Segment Start: The data

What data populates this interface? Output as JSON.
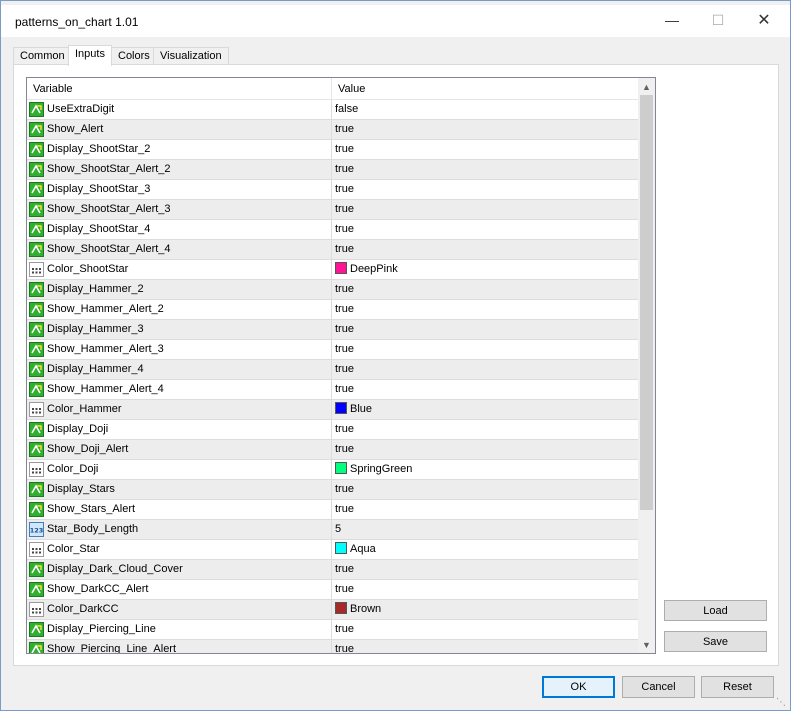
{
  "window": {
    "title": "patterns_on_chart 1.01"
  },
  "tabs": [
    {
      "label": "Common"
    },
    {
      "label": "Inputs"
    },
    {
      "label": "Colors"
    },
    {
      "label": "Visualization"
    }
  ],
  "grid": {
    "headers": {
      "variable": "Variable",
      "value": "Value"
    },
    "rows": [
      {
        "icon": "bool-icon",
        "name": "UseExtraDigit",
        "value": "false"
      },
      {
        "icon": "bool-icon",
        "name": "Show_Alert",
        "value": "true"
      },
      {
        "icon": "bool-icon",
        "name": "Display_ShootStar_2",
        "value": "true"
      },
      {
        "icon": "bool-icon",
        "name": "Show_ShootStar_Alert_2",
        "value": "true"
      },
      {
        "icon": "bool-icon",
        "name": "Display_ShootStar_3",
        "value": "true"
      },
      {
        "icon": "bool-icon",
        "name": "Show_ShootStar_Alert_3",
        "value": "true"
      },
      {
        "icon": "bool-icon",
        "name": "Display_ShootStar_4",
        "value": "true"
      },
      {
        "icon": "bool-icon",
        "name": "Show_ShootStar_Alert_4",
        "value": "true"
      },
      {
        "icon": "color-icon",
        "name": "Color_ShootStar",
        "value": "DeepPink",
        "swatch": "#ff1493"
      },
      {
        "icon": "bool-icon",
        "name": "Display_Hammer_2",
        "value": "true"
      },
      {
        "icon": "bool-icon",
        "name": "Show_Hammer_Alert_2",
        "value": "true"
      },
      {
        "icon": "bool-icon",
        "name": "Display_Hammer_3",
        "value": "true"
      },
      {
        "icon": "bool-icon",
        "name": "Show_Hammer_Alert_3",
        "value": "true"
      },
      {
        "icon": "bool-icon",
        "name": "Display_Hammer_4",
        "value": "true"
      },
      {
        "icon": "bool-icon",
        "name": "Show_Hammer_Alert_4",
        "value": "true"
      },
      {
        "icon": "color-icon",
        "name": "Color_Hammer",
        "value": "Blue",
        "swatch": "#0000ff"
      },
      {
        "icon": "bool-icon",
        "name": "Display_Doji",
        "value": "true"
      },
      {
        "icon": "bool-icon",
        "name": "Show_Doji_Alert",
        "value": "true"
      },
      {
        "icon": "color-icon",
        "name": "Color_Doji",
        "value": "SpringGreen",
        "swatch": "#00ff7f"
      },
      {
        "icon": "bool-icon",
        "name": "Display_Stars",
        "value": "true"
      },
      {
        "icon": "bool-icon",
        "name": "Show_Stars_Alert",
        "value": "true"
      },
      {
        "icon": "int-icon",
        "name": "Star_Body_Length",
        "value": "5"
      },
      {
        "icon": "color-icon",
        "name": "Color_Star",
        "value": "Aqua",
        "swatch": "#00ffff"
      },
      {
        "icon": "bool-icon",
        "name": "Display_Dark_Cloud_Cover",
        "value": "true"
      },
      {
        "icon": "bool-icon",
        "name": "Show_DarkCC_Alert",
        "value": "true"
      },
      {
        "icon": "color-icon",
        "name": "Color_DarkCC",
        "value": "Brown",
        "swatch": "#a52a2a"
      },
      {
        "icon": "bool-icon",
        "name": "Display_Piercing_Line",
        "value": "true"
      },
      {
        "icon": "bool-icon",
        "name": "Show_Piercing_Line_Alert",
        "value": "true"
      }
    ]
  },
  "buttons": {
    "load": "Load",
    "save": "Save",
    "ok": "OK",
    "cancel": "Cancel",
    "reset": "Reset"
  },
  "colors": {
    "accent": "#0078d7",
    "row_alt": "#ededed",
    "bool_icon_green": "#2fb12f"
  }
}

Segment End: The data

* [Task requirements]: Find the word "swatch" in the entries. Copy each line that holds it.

* [Answer area]:
        "swatch": "#ff1493"
        "swatch": "#0000ff"
        "swatch": "#00ff7f"
        "swatch": "#00ffff"
        "swatch": "#a52a2a"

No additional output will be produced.